Thanksgiving is a time when the topic of gratitude tends to surface. We are encouraged to give to those in need and in doing so it helps us to feel a sense of connection to others while also helping us recognize all that we have in our own lives. We try and appreciate all that we have and open our hearts to the people around us.
If you are not familiar with the benefits of gratitude, let me enlighten you! The positive benefits of gratitude are endless! Research has shown that gratitude can help you achieve your goals, help you feel more optimistic, when practiced regularly it can increase your level of happiness and decrease depressive symptoms. Additionally it has also been shown to boost your romantic relationship as well as improve your work environment!
That’s great news for adults but what about our kids? It turns out that when kids practice gratitude they have positive outcomes too! According to research, when kids practice regular gratitude it can increase their positive emotions and optimism, decrease their negative emotions and physical symptoms and makes them feel more satisfied with life in general!
1. Keep a family gratitude journal: Take a minute or two each day and have everyone share something that they are thankful for. Writing it down actually makes a huge difference in helping kids develop a positive mindset. Help little ones with suggestions – a favorite toy, spending time with grandma or grandpa, getting a ride to school instead of having to take the bus! Help them to steer away of just material focused items.
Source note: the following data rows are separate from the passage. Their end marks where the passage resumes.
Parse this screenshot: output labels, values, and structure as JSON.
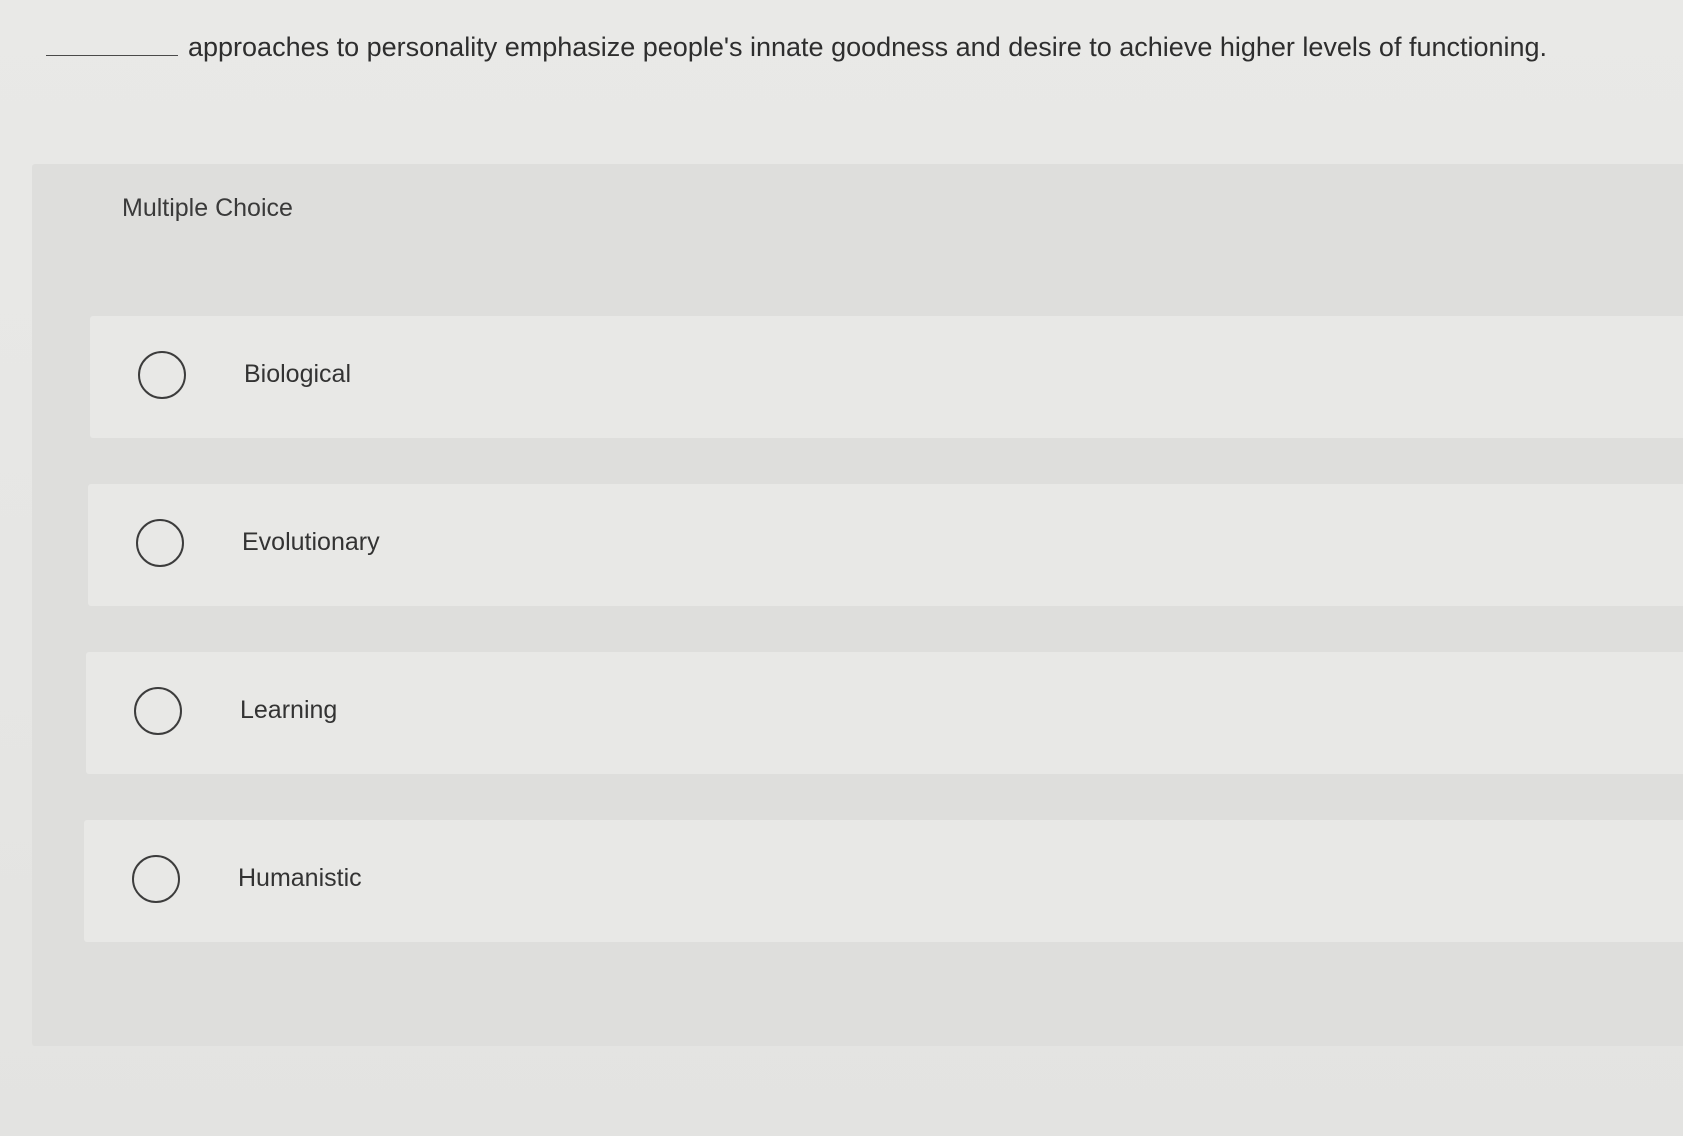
{
  "question": {
    "blank": "________",
    "text": "approaches to personality emphasize people's innate goodness and desire to achieve higher levels of functioning."
  },
  "multiple_choice": {
    "label": "Multiple Choice",
    "options": [
      {
        "label": "Biological"
      },
      {
        "label": "Evolutionary"
      },
      {
        "label": "Learning"
      },
      {
        "label": "Humanistic"
      }
    ]
  },
  "colors": {
    "background": "#e7e7e5",
    "panel": "#dededc",
    "option_row": "#e8e8e6",
    "text": "#333333"
  }
}
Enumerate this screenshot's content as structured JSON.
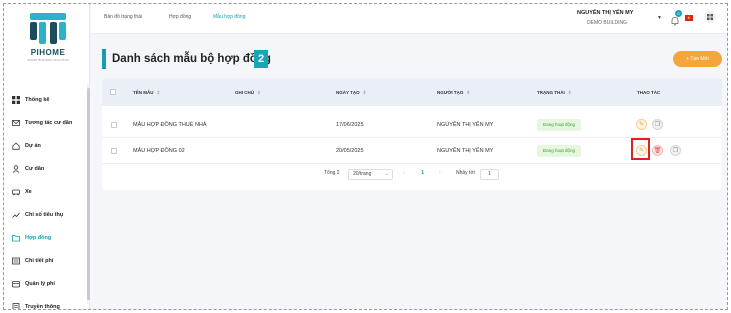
{
  "logo": {
    "name": "PIHOME",
    "tagline": "SMART BUILDING SOLUTION"
  },
  "sidebar": {
    "items": [
      {
        "label": "Thống kê",
        "icon": "dashboard-icon",
        "active": false
      },
      {
        "label": "Tương tác cư dân",
        "icon": "mail-icon",
        "active": false
      },
      {
        "label": "Dự án",
        "icon": "home-icon",
        "active": false
      },
      {
        "label": "Cư dân",
        "icon": "user-icon",
        "active": false
      },
      {
        "label": "Xe",
        "icon": "car-icon",
        "active": false
      },
      {
        "label": "Chỉ số tiêu thụ",
        "icon": "meter-icon",
        "active": false
      },
      {
        "label": "Hợp đồng",
        "icon": "folder-icon",
        "active": true
      },
      {
        "label": "Chi tiết phí",
        "icon": "fee-detail-icon",
        "active": false
      },
      {
        "label": "Quản lý phí",
        "icon": "wallet-icon",
        "active": false
      },
      {
        "label": "Truyền thông",
        "icon": "news-icon",
        "active": false
      }
    ]
  },
  "header": {
    "tabs": [
      {
        "label": "Bản đồ trạng thái",
        "active": false
      },
      {
        "label": "Hợp đồng",
        "active": false
      },
      {
        "label": "Mẫu hợp đồng",
        "active": true
      }
    ],
    "user_name": "NGUYỄN THỊ YẾN MY",
    "building": "DEMO BUILDING",
    "notification_count": "0",
    "flag_star": "★"
  },
  "main": {
    "title": "Danh sách mẫu bộ hợp đồng",
    "count": "2",
    "create_label": "+ Tạo Mới"
  },
  "table": {
    "columns": [
      "TÊN MẪU",
      "GHI CHÚ",
      "NGÀY TẠO",
      "NGƯỜI TẠO",
      "TRẠNG THÁI",
      "THAO TÁC"
    ],
    "sort_symbol": "⇕",
    "rows": [
      {
        "name": "MẪU HỢP ĐỒNG THUÊ NHÀ",
        "note": "",
        "created": "17/06/2025",
        "creator": "NGUYỄN THỊ YẾN MY",
        "status": "Đang hoạt động"
      },
      {
        "name": "MẪU HỢP ĐỒNG 02",
        "note": "",
        "created": "20/05/2025",
        "creator": "NGUYỄN THỊ YẾN MY",
        "status": "Đang hoạt động"
      }
    ]
  },
  "pagination": {
    "total": "Tổng 2",
    "page_size": "20/trang",
    "prev": "‹",
    "current": "1",
    "next": "›",
    "jump_label": "Nhảy tới",
    "jump_value": "1"
  },
  "colors": {
    "accent": "#1a9cb0",
    "create": "#f4a63a",
    "status_bg": "#e6f7df",
    "highlight": "#e02020"
  }
}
2. Be a grateful parent: As always, practice what you preach! Take time to tell your kids what you love about them. Maybe it’s their smile, their laugh, their ability to be flexible and understanding or their ability to take risks – whatever it is when you let them know they will feel good about themselves.
3. Teach them the value of money and hard work: It’s important for kids to learn the value of money and hard work. They should always help earn their keep. When they pitch in they gain patience in learning how to save, restraint in not buying something else they want instead, and encourages them to appreciate what they have.
4. Write thank-you notes: Help kids to recognize all of the ways in which people in their lives help them. Send a thank you note to a teacher who was supportive throughout the year, a soccer coach, a babysitter, a bus driver or aunt or uncle. Through this you are teaching your kids to appreciate what they have, what others do for them, and the positive benefits of recognizing others for their generosity.
5. Encourage them to give back: As adults we know how it feels to help someone out but kids might not. Help them figure out some things that they can do to help others. Maybe they can rake leaves, take an elderly neighbors dog for a walk, donate an old toy to a child in need or bake something special for a sick friend. With the help of their parents kids can also make silly videos on a phone and send it to a family member or friend who had a tough day. The more you can help them utilize their own creativity, talents and skills to pay it forward the better!
Written by Kelly DiBenedetto, LMHC
Boston Post Adoption Resources